Electronic ticketing in the airline industry was devised in about 1994. Joel R. Goheen is recognized as the inventor of electronic ticketing in the airline industry. See Patents for Electronic Ticketing Inventions in the Airline Industry.
E-ticketing has largely replaced the older multi-layered paper ticketing systems, and since 1 June 2008, it has been mandatory for IATA members. Where paper tickets are still available, some airlines charge a fee for issuing paper tickets.
When a reservation is confirmed, the airline keeps a record of the booking in its computer reservations system. Customers can print out or are provided with a copy of their e-ticket itinerary receipt which contains the record locator or reservation number and the e-ticket number. It is possible to print multiple copies of an e-ticket itinerary receipt.
Besides providing itinerary details, an e-ticket itinerary receipt also contains:
An official ticket number (including the airline’s 3-digit ticketing code, a 4-digit form number, a 6-digit serial number, and sometimes a check digit).
Carriage terms and conditions, (or at least a reference to them)
Fare and tax details, including fare calculation details and some additional data such as tour codes. The exact cost might not be stated, but a “fare basis” code will always identify the fare used.
A short summary of fare restrictions, usually specifying only whether change or refund are permitted but not the penalties to which they are subject.
Form of payment.
The passenger’s name.
The issuing airline.
A ticket number, including the airline’s 3 digit code at the start of the number.
The cities the ticket is valid for travel between.
Flight that the ticket is valid for. (Unless the ticket is “open”)
Baggage allowance. (Not always visible on a printout but recorded electronically for the airline)
Fare. (Not always visible on a printout but recorded electronically for the airline)
Taxes. (Not always visible on a printout but recorded electronically for the airline)
The “Fare Basis”, an alpha or alpha-numeric code that identifies the fare.
Restrictions on changes and refunds. (Not always shown in detail, but referred to).
Dates that the ticket is valid for.
“Form of payment”, i.e., details of how the ticket was paid for, which will in turn affect how it would be refunded.
The Rate of Exchange used to calculate any international parts of the fare and tax.
A “Fare Construction” or “Linear” showing the breakdown of the total fare.
An airline ticket is a document, issued by an airline or a travel agency, to confirm that an individual has purchased a seat on a flight on an aircraft. This document is then used to obtain a boarding pass, at the airport. Then with the boarding pass and the attached ticket, the passenger is allowed to board the aircraft.
There are two sorts of airline tickets – the older style with coupons now referred to as a paper ticket, and the now more common electronic ticket usually referred to as an e-ticket.
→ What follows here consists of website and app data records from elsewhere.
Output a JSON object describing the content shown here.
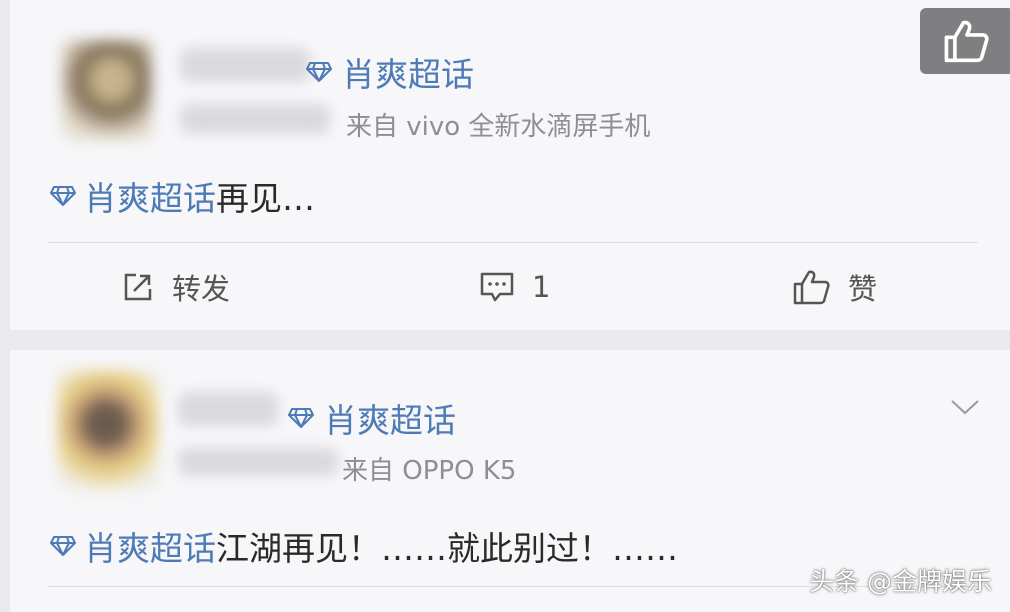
{
  "posts": [
    {
      "topic": "肖爽超话",
      "source": "来自 vivo 全新水滴屏手机",
      "text_topic": "肖爽超话",
      "text_body": "再见…",
      "actions": {
        "repost": "转发",
        "comment": "1",
        "like": "赞"
      }
    },
    {
      "topic": "肖爽超话",
      "source": "来自 OPPO K5",
      "text_topic": "肖爽超话",
      "text_body": "江湖再见！……就此别过！……"
    }
  ],
  "watermark": "头条 @金牌娱乐",
  "colors": {
    "topic": "#4e7bb6",
    "text": "#2a2a2a",
    "muted": "#8e8e93",
    "card": "#f7f7fa"
  },
  "icons": [
    "diamond-icon",
    "share-icon",
    "comment-icon",
    "thumbs-up-icon",
    "chevron-down-icon"
  ]
}
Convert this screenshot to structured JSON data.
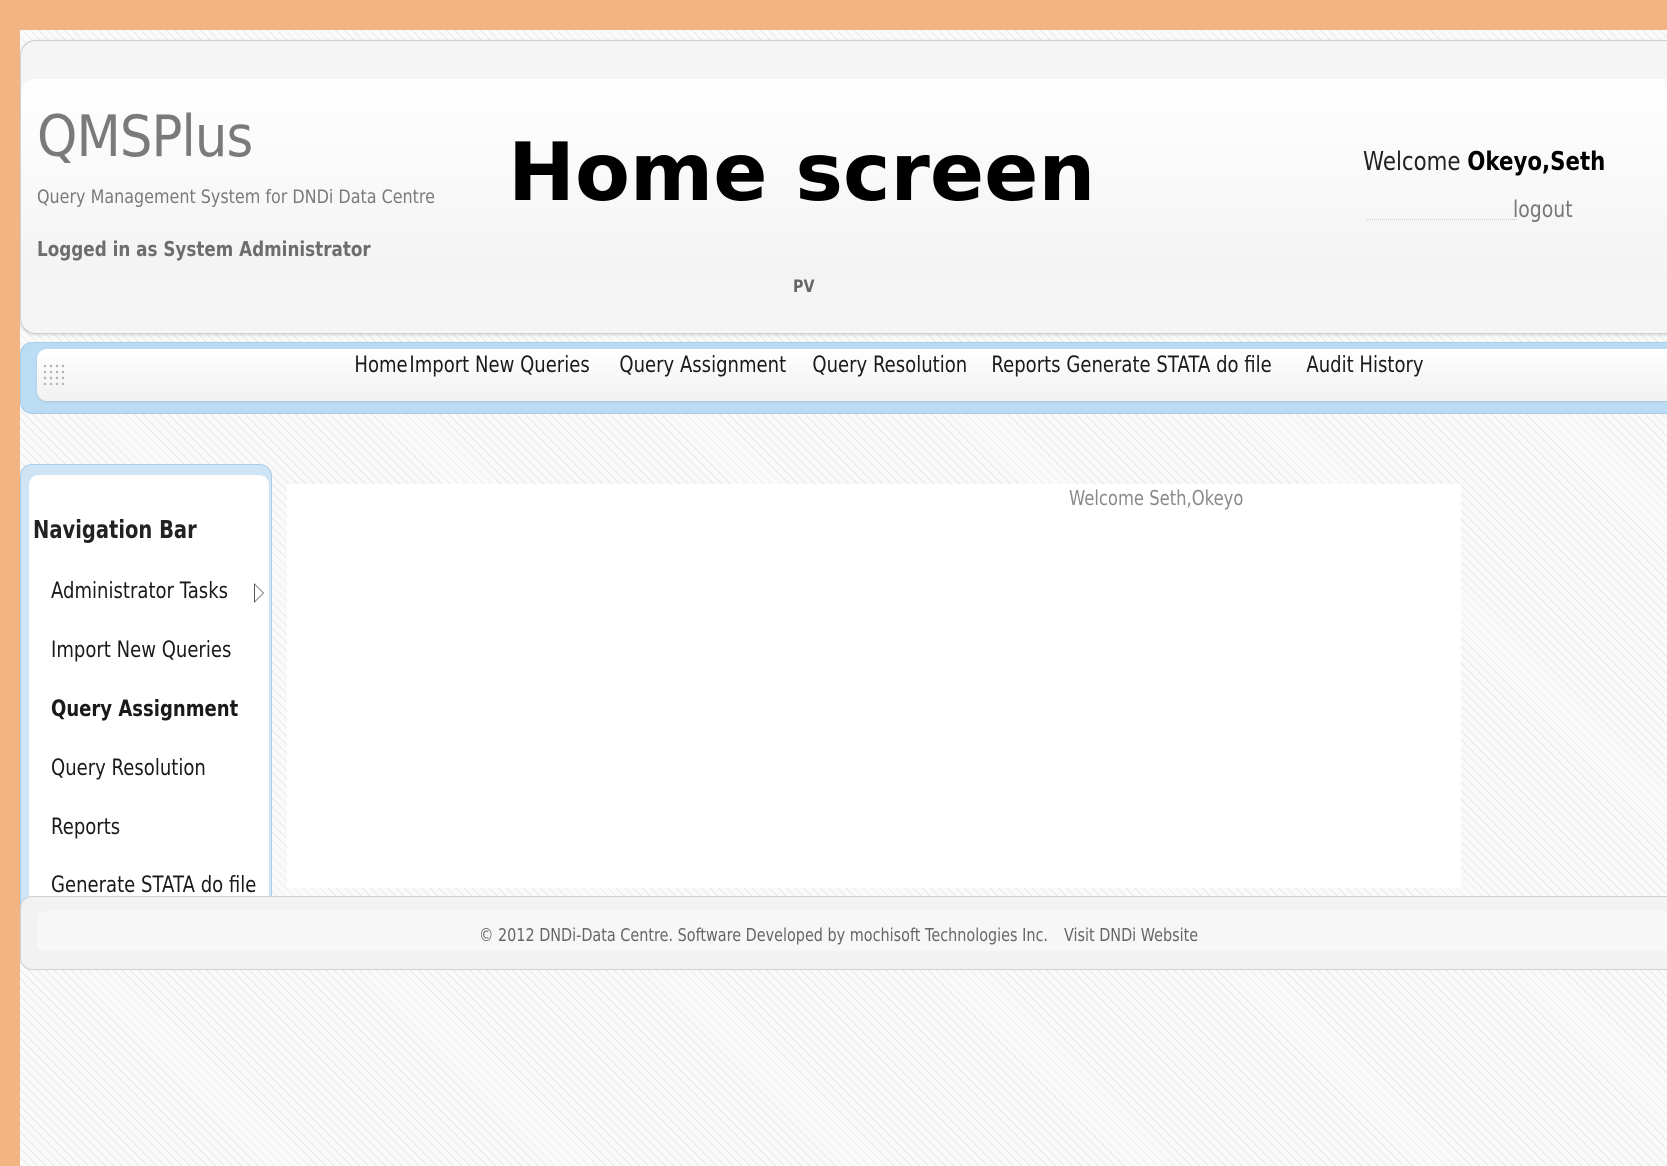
{
  "header": {
    "app_name": "QMSPlus",
    "app_subtitle": "Query Management System for DNDi Data Centre",
    "logged_in": "Logged in as System Administrator",
    "slide_title": "Home screen",
    "project_code": "PV",
    "welcome_prefix": "Welcome",
    "welcome_name": "Okeyo,Seth",
    "logout_label": "logout"
  },
  "menu": {
    "items": [
      {
        "label": "Home"
      },
      {
        "label": "Import New Queries"
      },
      {
        "label": "Query Assignment"
      },
      {
        "label": "Query Resolution"
      },
      {
        "label": "Reports"
      },
      {
        "label": "Generate STATA do file"
      },
      {
        "label": "Audit History"
      }
    ]
  },
  "sidebar": {
    "heading": "Navigation Bar",
    "items": [
      {
        "label": "Administrator Tasks",
        "icon": "submenu-arrow-icon"
      },
      {
        "label": "Import New Queries"
      },
      {
        "label": "Query Assignment",
        "active": true
      },
      {
        "label": "Query Resolution"
      },
      {
        "label": "Reports"
      },
      {
        "label": "Generate STATA do file"
      }
    ]
  },
  "content": {
    "welcome": "Welcome Seth,Okeyo"
  },
  "footer": {
    "copyright": "© 2012 DNDi-Data Centre. Software Developed by mochisoft Technologies Inc.",
    "link_label": "Visit DNDi Website"
  },
  "colors": {
    "slide_background": "#f2b483",
    "menu_border": "#bcdcf3",
    "text_muted": "#7a7a7a"
  }
}
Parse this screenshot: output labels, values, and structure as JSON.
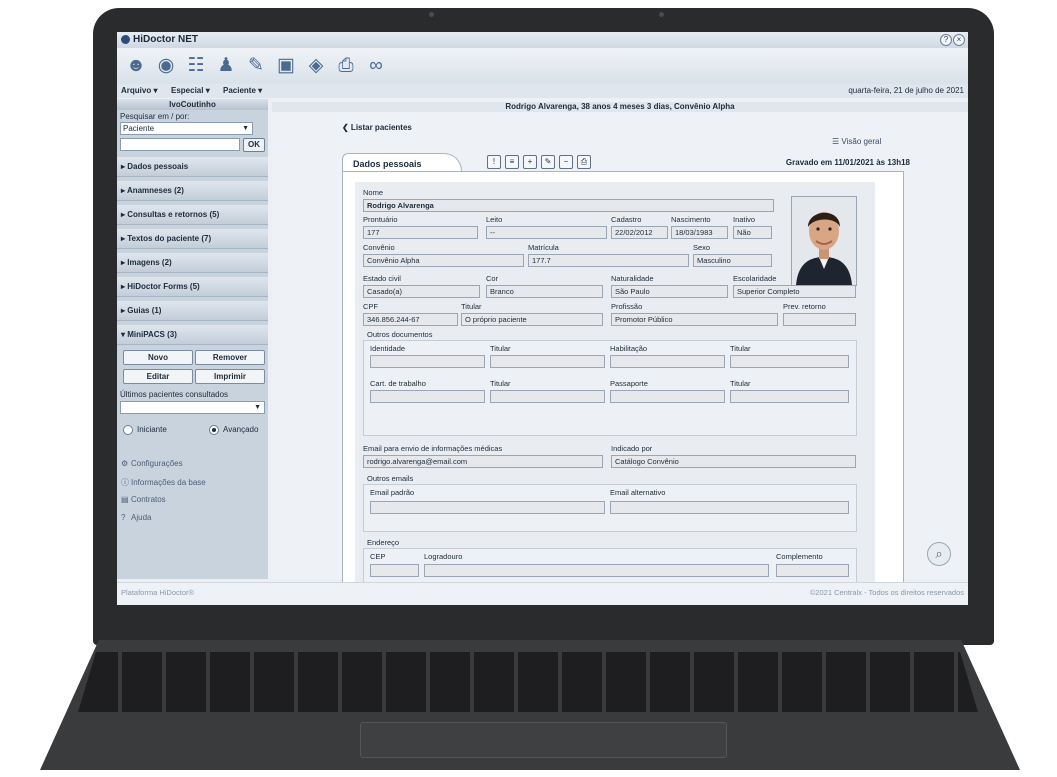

travel is a form of travel in vehicles such as airplanes, helicopters, hot air balloons, blimps, gliders, hang gliding, parachuting, or anything else that can sustain flight. Use of air travel has greatly increased in recent decades – worldwide it doubled between the mid-1980s and the year 2000.
Air travel can be separated into two general classifications: national/domestic and international flights. Flights from one point to another within the same country are called domestic flights. Flights from a point in one country to a point within a different country are known as international flights.
Travel class on an airplane is usually split into a two, three or four class model sevens. US Domestic flights usually have two classes: Economy Class and a Domestic First Class partitioned into cabins. International flights may have up to four classes: Economy Class; Premium Economy; Business Class or Club Class; and First Class.
Most air travel starts and ends at a commercial airport. The typical procedure is check-in; border control; airport security baggage and passenger check before entering the gate; boarding; flying; and pick-up of luggage and – limited to international flights – another border control at the host country’s border.
During flight, the aircraft cabin pressure is usually maintained at the equivalent of 6,000–8,000 ft (1,829–2,438 m) above sea level. Most healthy travelers will not notice any effects. However, for travelers with cardiopulmonary diseases (especially those who normally require supplemental oxygen), cerebrovascular disease, anemia, or sickle cell disease, conditions in an aircraft can exacerbate underlying medical conditions. Aircraft cabin air is typically dry, usually 10%–20% humidity, which can cause dryness of the mucous membranes of the eyes and airways.